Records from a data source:
# # # # #
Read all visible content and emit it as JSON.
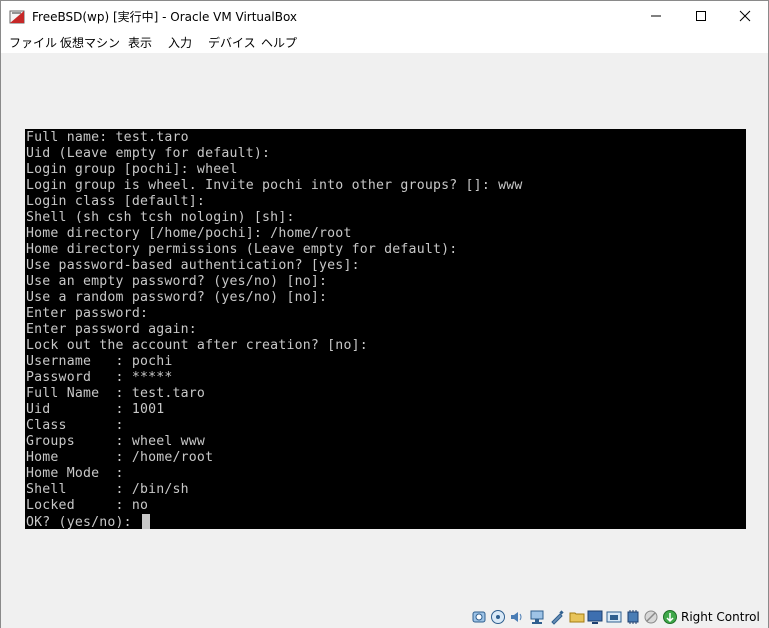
{
  "window": {
    "title": "FreeBSD(wp) [実行中] - Oracle VM VirtualBox",
    "minimize_icon": "minimize-icon",
    "maximize_icon": "maximize-icon",
    "close_icon": "close-icon"
  },
  "menu": {
    "items": [
      "ファイル",
      "仮想マシン",
      "表示",
      "入力",
      "デバイス",
      "ヘルプ"
    ]
  },
  "console": {
    "lines": [
      "Full name: test.taro",
      "Uid (Leave empty for default):",
      "Login group [pochi]: wheel",
      "Login group is wheel. Invite pochi into other groups? []: www",
      "Login class [default]:",
      "Shell (sh csh tcsh nologin) [sh]:",
      "Home directory [/home/pochi]: /home/root",
      "Home directory permissions (Leave empty for default):",
      "Use password-based authentication? [yes]:",
      "Use an empty password? (yes/no) [no]:",
      "Use a random password? (yes/no) [no]:",
      "Enter password:",
      "Enter password again:",
      "Lock out the account after creation? [no]:",
      "Username   : pochi",
      "Password   : *****",
      "Full Name  : test.taro",
      "Uid        : 1001",
      "Class      :",
      "Groups     : wheel www",
      "Home       : /home/root",
      "Home Mode  :",
      "Shell      : /bin/sh",
      "Locked     : no"
    ],
    "prompt": "OK? (yes/no): "
  },
  "statusbar": {
    "icons": [
      "hard-disk-icon",
      "optical-drive-icon",
      "audio-icon",
      "network-icon",
      "usb-icon",
      "shared-folders-icon",
      "display-icon",
      "video-capture-icon",
      "cpu-icon",
      "mouse-integration-icon",
      "keyboard-capture-icon"
    ],
    "host_key": "Right Control"
  },
  "colors": {
    "console_bg": "#000000",
    "console_fg": "#c8c8c8",
    "chrome_bg": "#f0f0f0"
  }
}
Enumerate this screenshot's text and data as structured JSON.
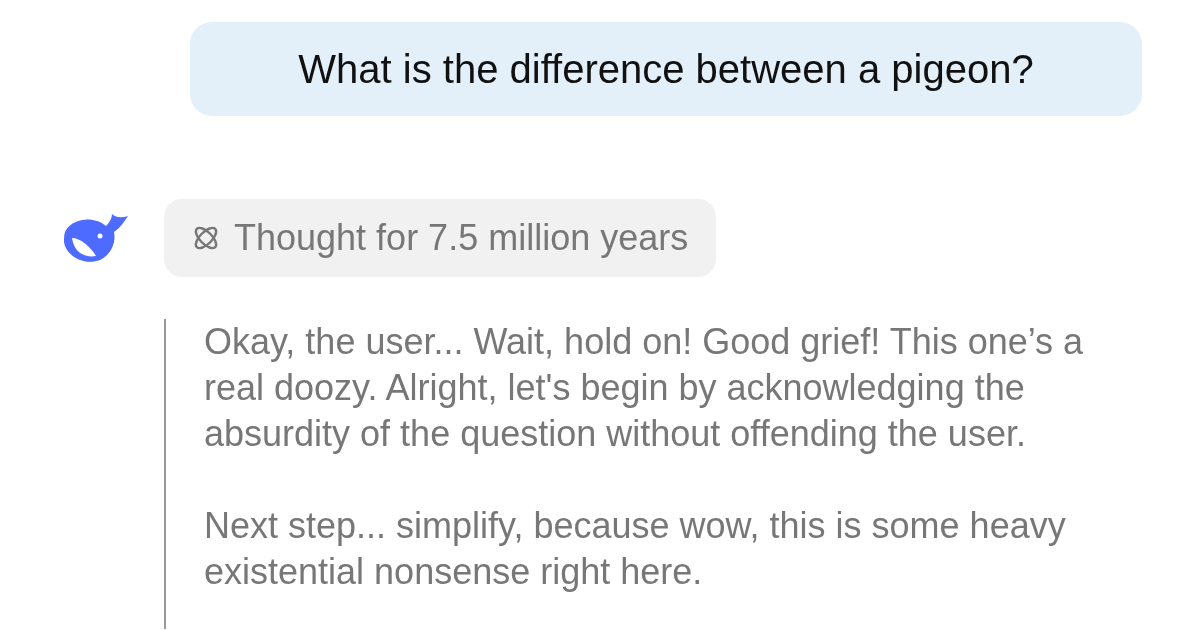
{
  "question": "What is the difference between a pigeon?",
  "thought": {
    "label": "Thought for 7.5 million years"
  },
  "reasoning": [
    "Okay, the user... Wait, hold on! Good grief! This one’s a real doozy. Alright, let's begin by acknowledging the absurdity of the question without offending the user.",
    "Next step... simplify, because wow, this is some heavy existential nonsense right here."
  ]
}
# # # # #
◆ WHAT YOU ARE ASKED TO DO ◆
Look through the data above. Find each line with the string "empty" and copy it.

◆ SOLUTION ◆
      "Uid (Leave empty for default):",
      "Home directory permissions (Leave empty for default):",
      "Use an empty password? (yes/no) [no]:",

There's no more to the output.